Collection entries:
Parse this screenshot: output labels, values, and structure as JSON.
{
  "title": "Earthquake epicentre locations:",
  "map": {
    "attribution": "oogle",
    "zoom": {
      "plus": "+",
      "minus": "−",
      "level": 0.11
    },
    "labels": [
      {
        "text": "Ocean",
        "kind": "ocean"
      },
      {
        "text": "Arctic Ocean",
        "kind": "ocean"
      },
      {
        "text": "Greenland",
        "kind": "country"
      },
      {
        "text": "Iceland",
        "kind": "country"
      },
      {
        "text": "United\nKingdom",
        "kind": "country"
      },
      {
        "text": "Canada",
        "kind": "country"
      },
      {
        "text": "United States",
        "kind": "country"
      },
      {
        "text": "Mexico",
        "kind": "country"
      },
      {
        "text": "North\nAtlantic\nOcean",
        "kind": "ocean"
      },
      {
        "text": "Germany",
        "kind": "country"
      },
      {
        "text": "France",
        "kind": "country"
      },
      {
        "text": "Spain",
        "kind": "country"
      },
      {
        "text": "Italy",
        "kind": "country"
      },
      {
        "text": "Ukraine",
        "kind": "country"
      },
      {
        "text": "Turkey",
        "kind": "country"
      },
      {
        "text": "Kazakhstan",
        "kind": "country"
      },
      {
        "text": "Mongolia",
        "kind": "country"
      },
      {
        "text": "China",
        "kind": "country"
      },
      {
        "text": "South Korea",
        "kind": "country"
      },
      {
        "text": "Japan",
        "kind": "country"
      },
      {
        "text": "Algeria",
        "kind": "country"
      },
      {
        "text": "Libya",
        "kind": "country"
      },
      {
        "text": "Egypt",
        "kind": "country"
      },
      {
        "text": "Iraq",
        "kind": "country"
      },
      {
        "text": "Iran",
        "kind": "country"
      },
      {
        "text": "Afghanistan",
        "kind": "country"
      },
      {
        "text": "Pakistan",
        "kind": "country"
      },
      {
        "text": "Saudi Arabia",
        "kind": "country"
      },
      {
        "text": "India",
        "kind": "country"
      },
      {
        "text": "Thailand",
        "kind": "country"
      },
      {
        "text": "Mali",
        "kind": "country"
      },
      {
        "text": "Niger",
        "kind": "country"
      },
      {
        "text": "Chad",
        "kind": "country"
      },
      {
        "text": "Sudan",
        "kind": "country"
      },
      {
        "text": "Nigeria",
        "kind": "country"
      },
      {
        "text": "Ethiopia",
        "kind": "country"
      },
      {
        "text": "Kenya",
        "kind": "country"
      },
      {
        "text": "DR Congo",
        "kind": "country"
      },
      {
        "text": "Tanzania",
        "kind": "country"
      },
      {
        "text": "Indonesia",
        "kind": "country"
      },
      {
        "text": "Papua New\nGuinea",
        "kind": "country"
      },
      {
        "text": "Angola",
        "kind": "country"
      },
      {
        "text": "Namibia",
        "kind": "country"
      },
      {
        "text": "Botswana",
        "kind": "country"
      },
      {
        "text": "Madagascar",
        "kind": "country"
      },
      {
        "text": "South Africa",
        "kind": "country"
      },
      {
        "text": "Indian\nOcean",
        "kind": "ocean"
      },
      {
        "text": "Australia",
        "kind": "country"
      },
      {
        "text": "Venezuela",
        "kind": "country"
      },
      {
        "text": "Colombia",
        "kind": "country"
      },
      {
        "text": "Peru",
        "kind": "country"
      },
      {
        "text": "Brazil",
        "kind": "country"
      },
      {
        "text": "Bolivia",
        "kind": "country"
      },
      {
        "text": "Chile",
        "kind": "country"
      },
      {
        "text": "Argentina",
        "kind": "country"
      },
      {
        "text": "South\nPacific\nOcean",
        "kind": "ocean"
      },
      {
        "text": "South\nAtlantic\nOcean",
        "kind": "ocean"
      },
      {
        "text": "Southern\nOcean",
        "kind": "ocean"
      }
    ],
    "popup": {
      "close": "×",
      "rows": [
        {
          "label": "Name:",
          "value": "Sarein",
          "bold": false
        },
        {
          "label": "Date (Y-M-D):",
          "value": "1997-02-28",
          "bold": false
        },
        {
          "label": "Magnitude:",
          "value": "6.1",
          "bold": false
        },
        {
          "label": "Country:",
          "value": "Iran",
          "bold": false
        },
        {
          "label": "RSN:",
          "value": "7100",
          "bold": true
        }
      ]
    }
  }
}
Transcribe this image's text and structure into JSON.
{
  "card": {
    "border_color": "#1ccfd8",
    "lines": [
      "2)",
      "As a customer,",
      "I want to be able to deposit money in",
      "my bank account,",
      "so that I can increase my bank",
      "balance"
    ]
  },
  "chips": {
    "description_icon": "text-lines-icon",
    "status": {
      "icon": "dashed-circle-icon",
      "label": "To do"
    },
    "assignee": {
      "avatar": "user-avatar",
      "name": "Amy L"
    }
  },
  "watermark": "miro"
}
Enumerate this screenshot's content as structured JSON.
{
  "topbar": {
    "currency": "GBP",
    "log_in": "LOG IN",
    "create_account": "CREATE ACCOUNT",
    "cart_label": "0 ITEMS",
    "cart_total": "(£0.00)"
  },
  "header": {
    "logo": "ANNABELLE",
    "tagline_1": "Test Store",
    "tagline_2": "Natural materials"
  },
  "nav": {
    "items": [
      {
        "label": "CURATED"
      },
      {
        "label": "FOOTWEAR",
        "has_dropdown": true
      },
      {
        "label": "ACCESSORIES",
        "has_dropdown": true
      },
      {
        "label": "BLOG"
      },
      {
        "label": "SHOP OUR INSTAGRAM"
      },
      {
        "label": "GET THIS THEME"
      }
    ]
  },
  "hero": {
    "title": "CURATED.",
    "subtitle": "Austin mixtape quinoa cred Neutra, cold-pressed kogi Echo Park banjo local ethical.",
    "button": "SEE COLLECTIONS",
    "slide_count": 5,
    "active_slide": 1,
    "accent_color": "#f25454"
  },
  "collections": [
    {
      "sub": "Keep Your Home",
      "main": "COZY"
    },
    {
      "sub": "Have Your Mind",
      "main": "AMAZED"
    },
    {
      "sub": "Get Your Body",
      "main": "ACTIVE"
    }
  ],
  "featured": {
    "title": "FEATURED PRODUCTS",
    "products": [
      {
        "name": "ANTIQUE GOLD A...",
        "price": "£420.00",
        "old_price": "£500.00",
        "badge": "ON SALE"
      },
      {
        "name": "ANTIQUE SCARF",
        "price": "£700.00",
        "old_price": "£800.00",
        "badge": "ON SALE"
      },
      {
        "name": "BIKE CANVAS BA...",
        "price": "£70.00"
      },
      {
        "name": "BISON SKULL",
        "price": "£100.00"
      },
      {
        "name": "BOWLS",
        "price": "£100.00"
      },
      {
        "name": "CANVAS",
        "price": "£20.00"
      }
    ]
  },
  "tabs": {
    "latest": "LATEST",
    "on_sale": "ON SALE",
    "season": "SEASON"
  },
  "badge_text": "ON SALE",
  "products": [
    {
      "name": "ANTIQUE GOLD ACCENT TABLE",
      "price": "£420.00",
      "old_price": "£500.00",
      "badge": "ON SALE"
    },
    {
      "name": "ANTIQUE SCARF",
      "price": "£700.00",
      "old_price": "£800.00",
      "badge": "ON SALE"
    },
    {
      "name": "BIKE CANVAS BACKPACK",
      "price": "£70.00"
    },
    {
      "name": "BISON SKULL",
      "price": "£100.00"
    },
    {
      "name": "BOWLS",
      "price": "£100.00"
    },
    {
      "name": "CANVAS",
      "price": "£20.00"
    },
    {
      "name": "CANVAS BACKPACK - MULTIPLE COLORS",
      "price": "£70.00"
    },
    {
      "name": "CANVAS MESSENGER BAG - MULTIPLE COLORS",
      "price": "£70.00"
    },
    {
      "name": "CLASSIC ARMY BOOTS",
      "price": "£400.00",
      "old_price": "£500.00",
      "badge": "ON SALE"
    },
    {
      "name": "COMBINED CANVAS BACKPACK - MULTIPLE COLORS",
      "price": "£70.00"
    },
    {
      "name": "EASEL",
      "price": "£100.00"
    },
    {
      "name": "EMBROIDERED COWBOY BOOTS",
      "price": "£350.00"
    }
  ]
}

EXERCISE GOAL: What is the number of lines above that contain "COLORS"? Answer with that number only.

RESPONSE BOX: 3